5 Ways to Keep Your Lungs Healthy
The lungs are one of the most fascinating organs in the human body. Like the heart, liver and pancreas, the lungs are part of the Autonomic Nervous System (ANS) which means they provide life-giving functions automatically without conscious control. But unlike the heart, liver and pancreas, we can consciously take control of our lungs, like when we hold our breathe or slow our breaths down to reduce anxiety and stress.
1. Quit Smoking
On June 25th 2019, San Francisco banned the sale of all e-cigarettes within city limits, being the first city to do so in the United States, following a decades-long trend in the United States around widespread bans of tobacco and nicotine related products from use in public spaces (27 states have banned cigarette smoking in the workplace, bars, and restaurants).
Still, even with access to smoking decreasing, 34 million Americans smoke at least 1 cigarette a day.
As the leading cause of lung cancer and COPD, quitting smoking is an easily preventable solution to immediately improve lung health, respiratory response and overall health. Though this is much easier said than done, the benefits of quitting are massive.
2. Avoid Pollution
This one is a bit more difficult than quitting smoking (not saying quitting smoking is easy), but depending on where you live and work, it might not be possible to avoid pollution and their contaminants. Beijing, China’s Air Quality Index (AQI) for 2019 so far is at 82, which is down from 168 in 2014 and considered only moderately dangerous to breath while Los Angeles, which is often cited as one of the most polluted city in the United States, has an annual average AQI of 49, just under the scale maximum of 50 for good. Even cities that usually have good air quality can experience a spike of pollution from seasonal allergens or nearby fires.
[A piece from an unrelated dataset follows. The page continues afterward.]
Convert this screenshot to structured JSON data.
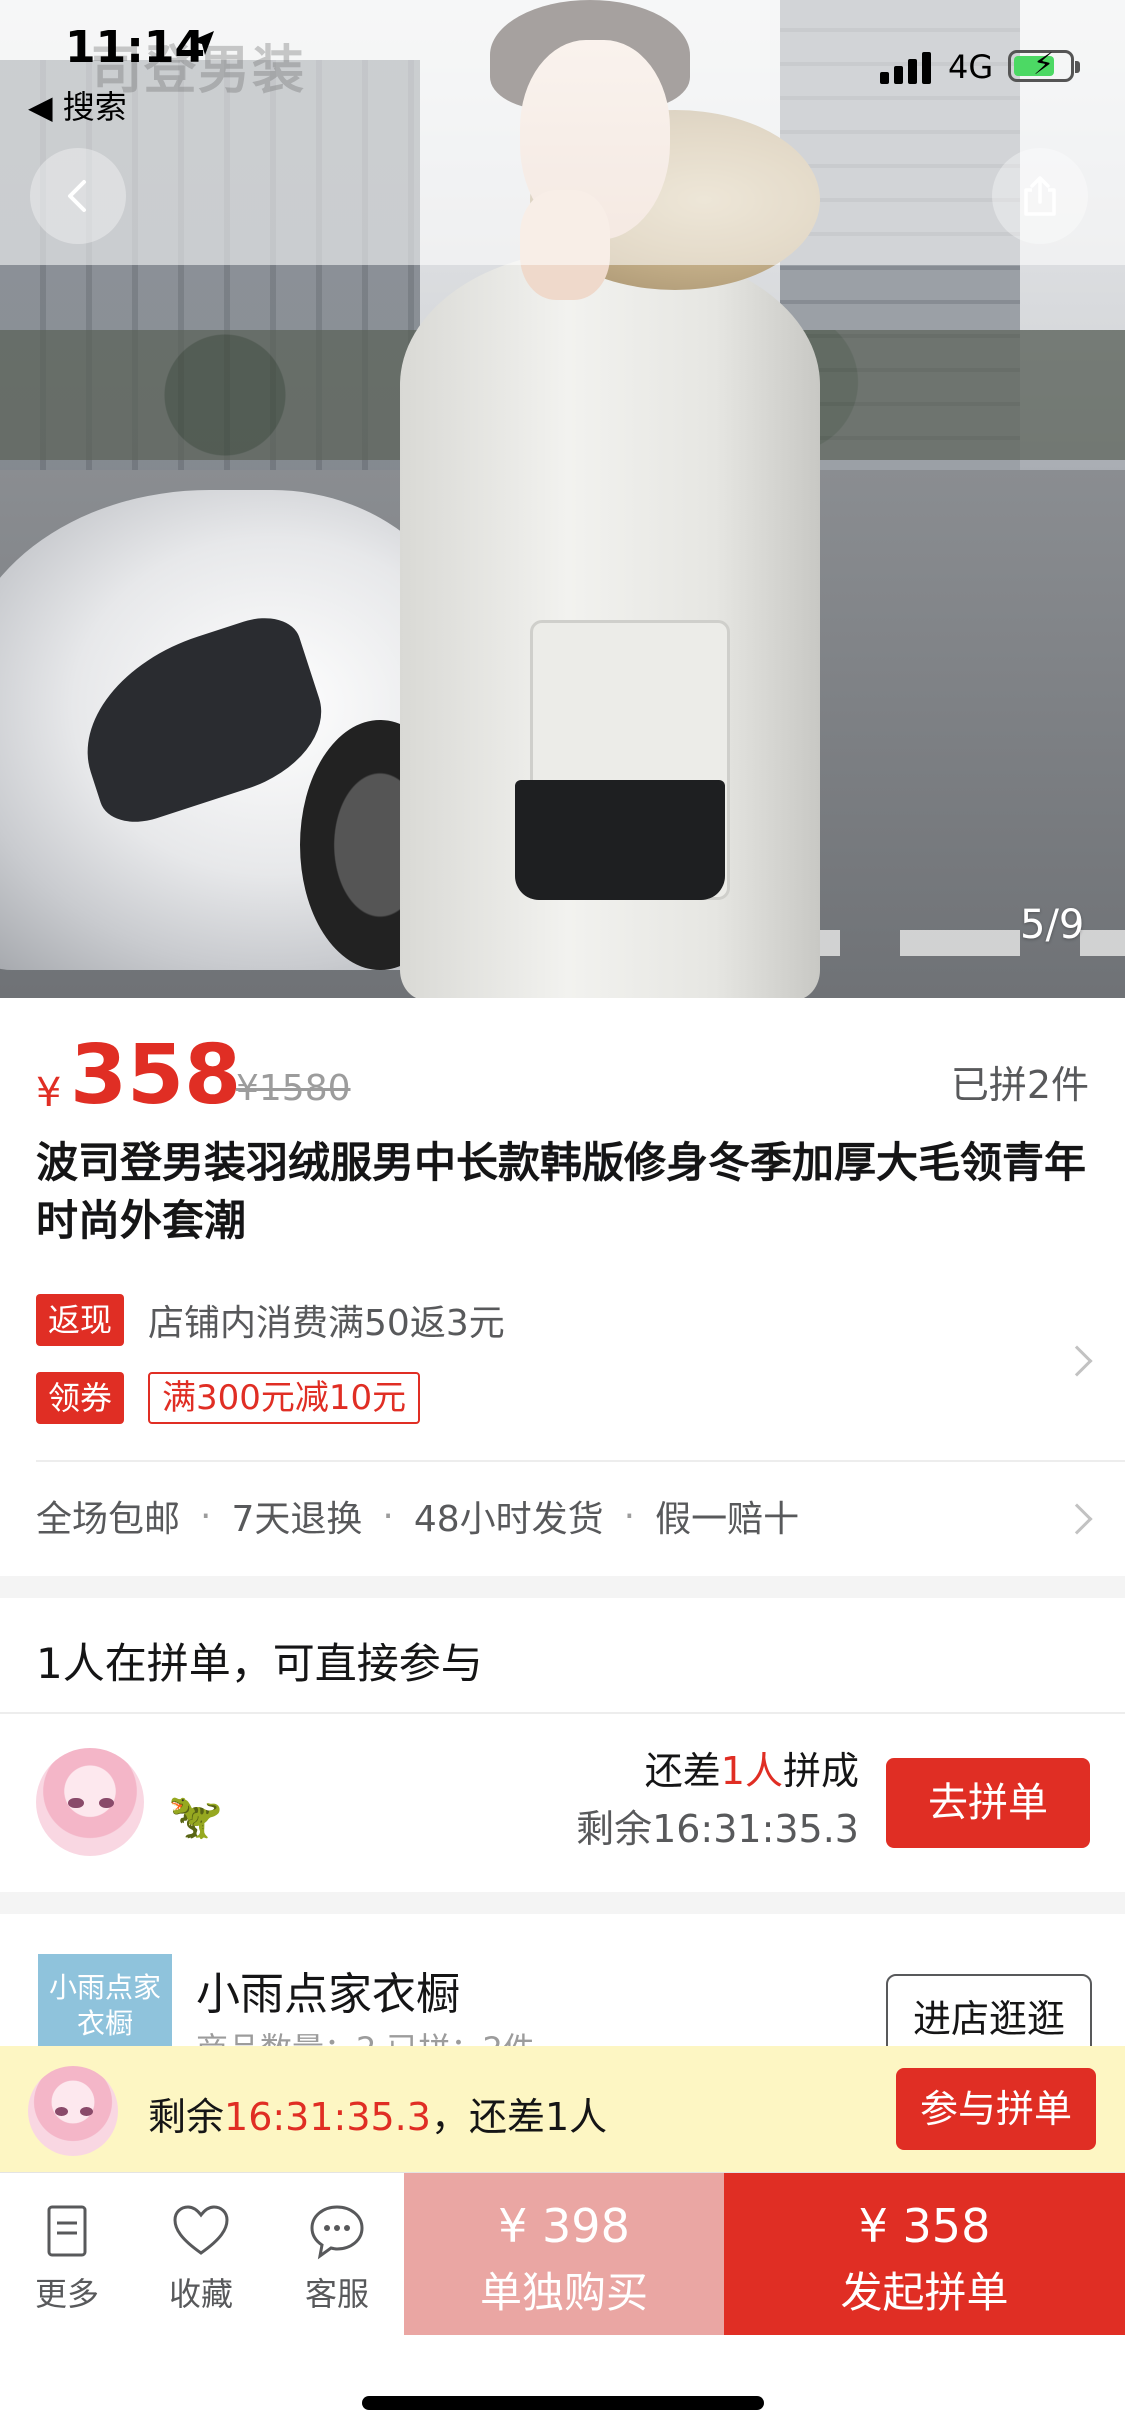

But even if you live in one of these more polluted cities, there are some techniques that will help reduce your exposure to harmful contaminants.
- Air Fresheners and laundry detergents can have noxious chemicals in them that linger as synthetic fragrances in clothing, so try to use eco-friendly, organic brands as much as possible.
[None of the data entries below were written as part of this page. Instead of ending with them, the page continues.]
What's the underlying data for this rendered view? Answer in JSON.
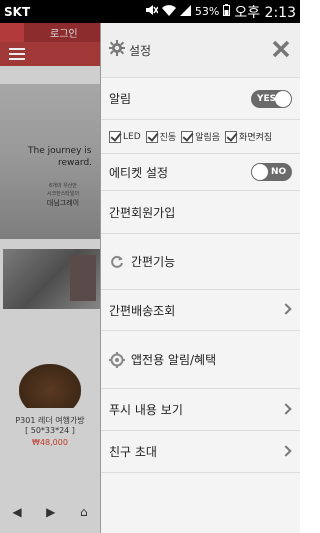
{
  "status_bar": {
    "carrier": "SKT",
    "battery": "53%",
    "time": "오후 2:13"
  },
  "background_app": {
    "login": "로그인",
    "banner_line1": "The journey is",
    "banner_line2": "reward.",
    "banner_small1": "6개의 우산안",
    "banner_small2": "시크한스타일의",
    "banner_small3": "대님그레이",
    "product_name": "P301 레더 여행가방",
    "product_size": "[ 50*33*24 ]",
    "product_price": "₩48,000"
  },
  "drawer": {
    "header_title": "설정",
    "alarm_label": "알림",
    "alarm_toggle": "YES",
    "checks": [
      {
        "label": "LED"
      },
      {
        "label": "진동"
      },
      {
        "label": "알림음"
      },
      {
        "label": "화면켜짐"
      }
    ],
    "etiquette_label": "에티켓 설정",
    "etiquette_toggle": "NO",
    "signup_label": "간편회원가입",
    "easy_label": "간편기능",
    "delivery_label": "간편배송조회",
    "app_alarm_label": "앱전용 알림/혜택",
    "push_label": "푸시 내용 보기",
    "invite_label": "친구 초대"
  }
}
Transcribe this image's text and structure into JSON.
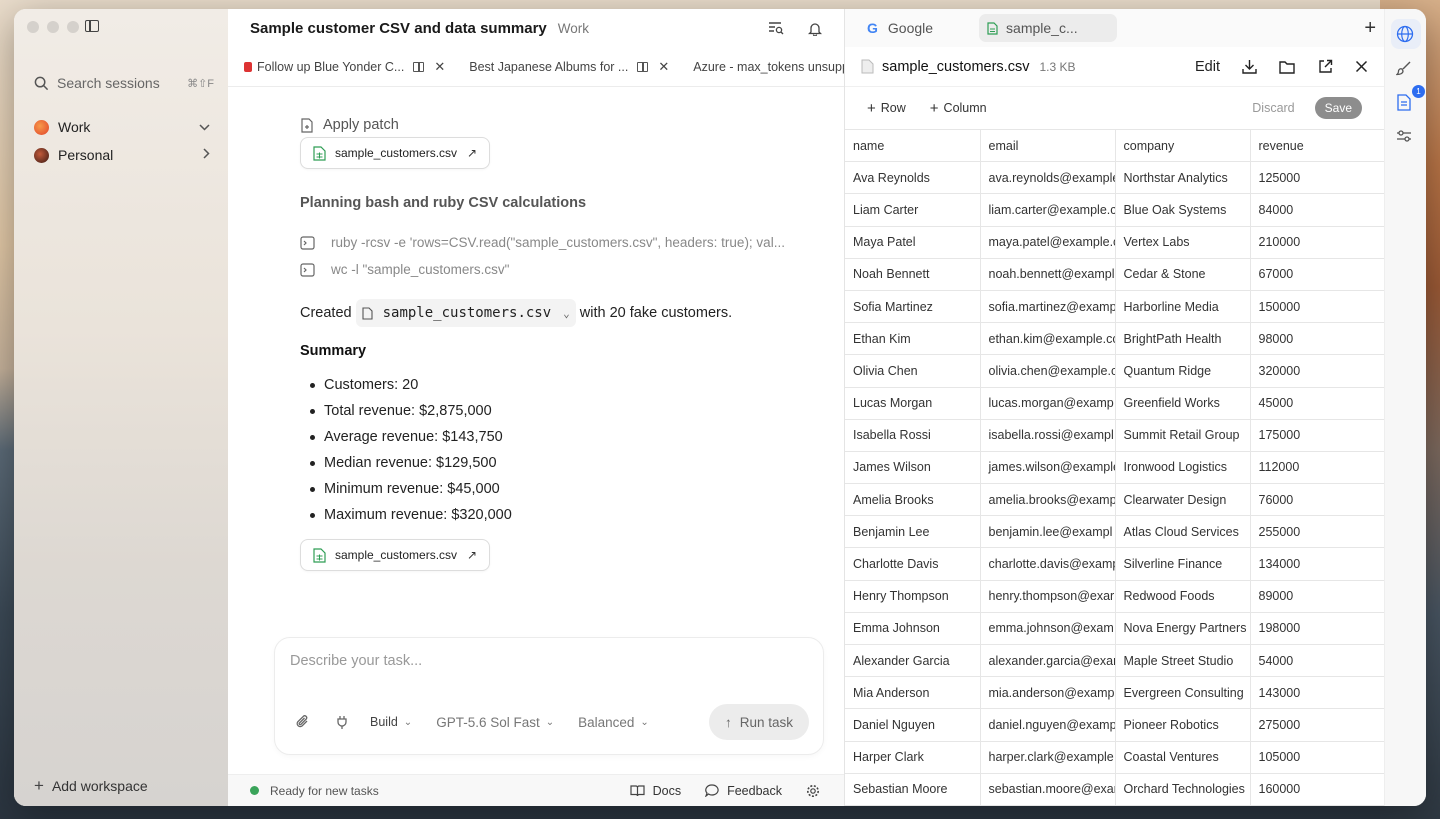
{
  "sidebar": {
    "search_placeholder": "Search sessions",
    "search_shortcut": "⌘⇧F",
    "workspaces": [
      {
        "label": "Work",
        "color": "#e8502f",
        "expanded": true
      },
      {
        "label": "Personal",
        "color": "#7a2a20",
        "expanded": false
      }
    ],
    "add_workspace": "Add workspace"
  },
  "main": {
    "title": "Sample customer CSV and data summary",
    "workspace": "Work",
    "tabs": [
      {
        "label": "Follow up Blue Yonder C..."
      },
      {
        "label": "Best Japanese Albums for ..."
      },
      {
        "label": "Azure - max_tokens unsupp..."
      }
    ],
    "apply_patch": "Apply patch",
    "file_chip": "sample_customers.csv",
    "planning_heading": "Planning bash and ruby CSV calculations",
    "commands": [
      "ruby -rcsv -e 'rows=CSV.read(\"sample_customers.csv\", headers: true); val...",
      "wc -l \"sample_customers.csv\""
    ],
    "created_prefix": "Created",
    "created_file": "sample_customers.csv",
    "created_suffix": "with 20 fake customers.",
    "summary_heading": "Summary",
    "summary_items": [
      "Customers: 20",
      "Total revenue: $2,875,000",
      "Average revenue: $143,750",
      "Median revenue: $129,500",
      "Minimum revenue: $45,000",
      "Maximum revenue: $320,000"
    ],
    "file_chip_2": "sample_customers.csv"
  },
  "composer": {
    "placeholder": "Describe your task...",
    "mode": "Build",
    "model": "GPT-5.6 Sol Fast",
    "effort": "Balanced",
    "run_label": "Run task"
  },
  "status": {
    "text": "Ready for new tasks",
    "docs": "Docs",
    "feedback": "Feedback"
  },
  "panel": {
    "tab_google": "Google",
    "tab_file": "sample_c...",
    "file_name": "sample_customers.csv",
    "file_size": "1.3 KB",
    "edit_label": "Edit",
    "add_row": "Row",
    "add_column": "Column",
    "discard": "Discard",
    "save": "Save",
    "columns": [
      "name",
      "email",
      "company",
      "revenue"
    ],
    "rows": [
      [
        "Ava Reynolds",
        "ava.reynolds@example",
        "Northstar Analytics",
        "125000"
      ],
      [
        "Liam Carter",
        "liam.carter@example.c",
        "Blue Oak Systems",
        "84000"
      ],
      [
        "Maya Patel",
        "maya.patel@example.c",
        "Vertex Labs",
        "210000"
      ],
      [
        "Noah Bennett",
        "noah.bennett@exampl",
        "Cedar & Stone",
        "67000"
      ],
      [
        "Sofia Martinez",
        "sofia.martinez@examp",
        "Harborline Media",
        "150000"
      ],
      [
        "Ethan Kim",
        "ethan.kim@example.cc",
        "BrightPath Health",
        "98000"
      ],
      [
        "Olivia Chen",
        "olivia.chen@example.c",
        "Quantum Ridge",
        "320000"
      ],
      [
        "Lucas Morgan",
        "lucas.morgan@examp",
        "Greenfield Works",
        "45000"
      ],
      [
        "Isabella Rossi",
        "isabella.rossi@exampl",
        "Summit Retail Group",
        "175000"
      ],
      [
        "James Wilson",
        "james.wilson@example",
        "Ironwood Logistics",
        "112000"
      ],
      [
        "Amelia Brooks",
        "amelia.brooks@examp",
        "Clearwater Design",
        "76000"
      ],
      [
        "Benjamin Lee",
        "benjamin.lee@exampl",
        "Atlas Cloud Services",
        "255000"
      ],
      [
        "Charlotte Davis",
        "charlotte.davis@examp",
        "Silverline Finance",
        "134000"
      ],
      [
        "Henry Thompson",
        "henry.thompson@exar",
        "Redwood Foods",
        "89000"
      ],
      [
        "Emma Johnson",
        "emma.johnson@exam",
        "Nova Energy Partners",
        "198000"
      ],
      [
        "Alexander Garcia",
        "alexander.garcia@exar",
        "Maple Street Studio",
        "54000"
      ],
      [
        "Mia Anderson",
        "mia.anderson@examp",
        "Evergreen Consulting",
        "143000"
      ],
      [
        "Daniel Nguyen",
        "daniel.nguyen@examp",
        "Pioneer Robotics",
        "275000"
      ],
      [
        "Harper Clark",
        "harper.clark@example",
        "Coastal Ventures",
        "105000"
      ],
      [
        "Sebastian Moore",
        "sebastian.moore@exar",
        "Orchard Technologies",
        "160000"
      ]
    ]
  },
  "rail": {
    "badge": "1"
  }
}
- Check daily particle levels in your city on the World Air Quality index to see if pollution is at dangerous levels (anything over 100 is considered dangerous).
- If pollution is over 100, remain indoors and reduce exertion levels. This is particularly important for those with asthma, COPD or lung disease, and the very young and old.
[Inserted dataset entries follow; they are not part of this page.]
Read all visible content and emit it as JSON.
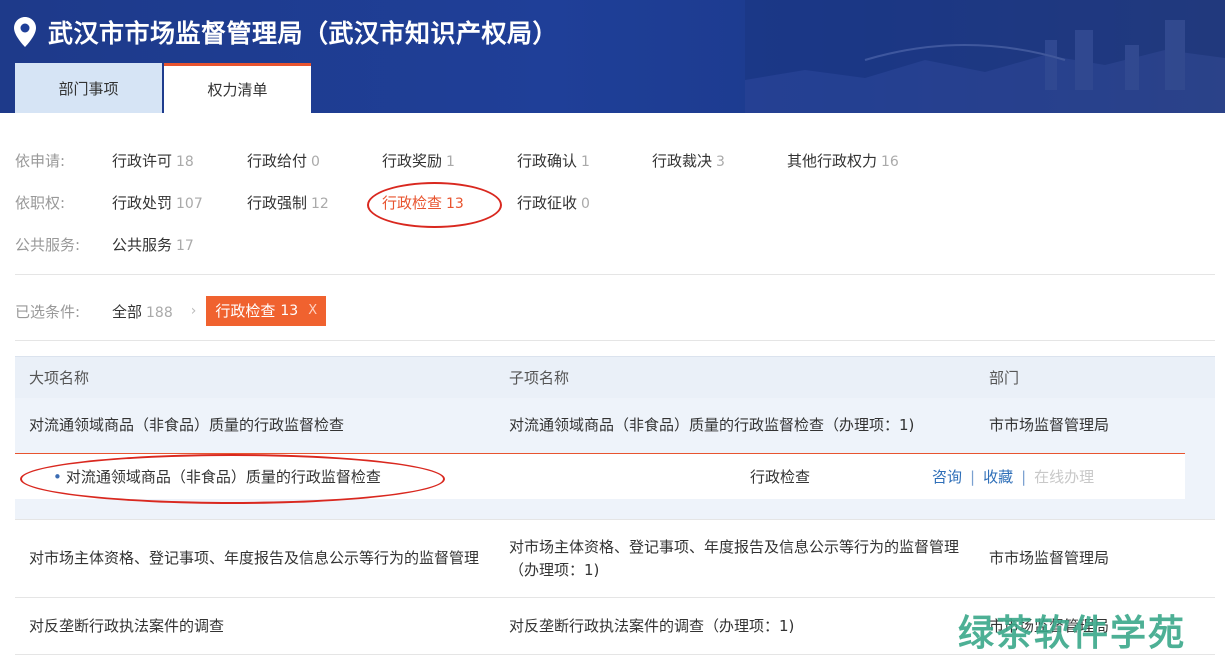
{
  "header": {
    "title": "武汉市市场监督管理局（武汉市知识产权局）",
    "tabs": [
      {
        "label": "部门事项"
      },
      {
        "label": "权力清单"
      }
    ]
  },
  "filters": {
    "rows": [
      {
        "label": "依申请:",
        "items": [
          {
            "name": "行政许可",
            "count": "18"
          },
          {
            "name": "行政给付",
            "count": "0"
          },
          {
            "name": "行政奖励",
            "count": "1"
          },
          {
            "name": "行政确认",
            "count": "1"
          },
          {
            "name": "行政裁决",
            "count": "3"
          },
          {
            "name": "其他行政权力",
            "count": "16"
          }
        ]
      },
      {
        "label": "依职权:",
        "items": [
          {
            "name": "行政处罚",
            "count": "107"
          },
          {
            "name": "行政强制",
            "count": "12"
          },
          {
            "name": "行政检查",
            "count": "13"
          },
          {
            "name": "行政征收",
            "count": "0"
          }
        ]
      },
      {
        "label": "公共服务:",
        "items": [
          {
            "name": "公共服务",
            "count": "17"
          }
        ]
      }
    ]
  },
  "conditions": {
    "label": "已选条件:",
    "all_name": "全部",
    "all_count": "188",
    "chevron": "›",
    "tag_name": "行政检查",
    "tag_count": "13",
    "tag_close": "X"
  },
  "table": {
    "headers": [
      "大项名称",
      "子项名称",
      "部门"
    ],
    "rows": [
      {
        "main": "对流通领域商品（非食品）质量的行政监督检查",
        "sub": "对流通领域商品（非食品）质量的行政监督检查（办理项：1)",
        "dept": "市市场监督管理局"
      },
      {
        "main": "对市场主体资格、登记事项、年度报告及信息公示等行为的监督管理",
        "sub": "对市场主体资格、登记事项、年度报告及信息公示等行为的监督管理（办理项：1)",
        "dept": "市市场监督管理局"
      },
      {
        "main": "对反垄断行政执法案件的调查",
        "sub": "对反垄断行政执法案件的调查（办理项：1)",
        "dept": "市市场监督管理局"
      }
    ],
    "expanded": {
      "name": "对流通领域商品（非食品）质量的行政监督检查",
      "type": "行政检查",
      "actions": [
        "咨询",
        "收藏",
        "在线办理"
      ]
    }
  },
  "watermark": "绿茶软件学苑",
  "colors": {
    "header_bg": "#1f3f98",
    "accent": "#e8542f",
    "link": "#2f6fb8",
    "annotation": "#d9281f"
  }
}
3. Improve Indoor Air Quality
Unfortunately, escaping from harmful pollutants outside isn’t always as simple as going to your safe haven at home. Paints, disinfectants, cosmetics, degreasing agents, glues and a variety of other household items all release volatile organic compounds (VOCs) including benzene, ethylene glycol, formaldehyde, and methylene chloride which can all be damaging to the lungs. The best way to combat these harmful, invisible gases are to add 2 indoor plants like ferns, aloe vera, ivy and draceana for every 100 sqft of your home. Doing this while reducing the usage of harsh cleaners and aerosol sprays should drastically reduce the number of contaminants you breathe in on a daily basis. And remember to change your air filters on your furnace and/or air conditioner regularly!
4. Eat Lung-Healthy Foods and get your vitamin D
- Drinking plenty of water contributes to healthy mucus consistency and flow, allowing the lungs to dispel harmful microbes
- Green, leafy vegetables like broccoli, kale, spinach, and cauliflower (to name a few), all have significant amounts of antioxidants that can not only help fight inflammation but can also cleanse the lungs.
- Black beans and lentils are high in folate, a B vitamin that has been known to help with COPD. In particular, it helps in reducing the breathlessness that comes with this condition.
- Additionally, getting the proper multivitamins, including Vitamin D as well as organic anti-inflammatory compounds like quercetin, bromelain and boswellia have all been found to contribute to lung health and reduce asthma and allergy symptoms.
Obesity is often overlooked as a major cause of pulmonary lung diseases and COPD, but is often cited in medical journals as one of the leading causes of asthma, COPD and sleep apnea. Diet is often cited as the best way to avoid obesity but exercise and its benefits have a multiplying affect on lung health. Aerobic exercises like dancing, running and swimming can increase lung capacity and the strength of muscles surrounding the lungs, though always consult a physician first to ensure that you’re healthy enough to start an exercise plan.
These numerous changes might seem daunting at first to accomplish but slow, methodical daily adjustments can have drastic effects on your health and the health of your loved ones.
As always, thanks for visiting Blue Echo Care and have a great day.
Blue Echo Care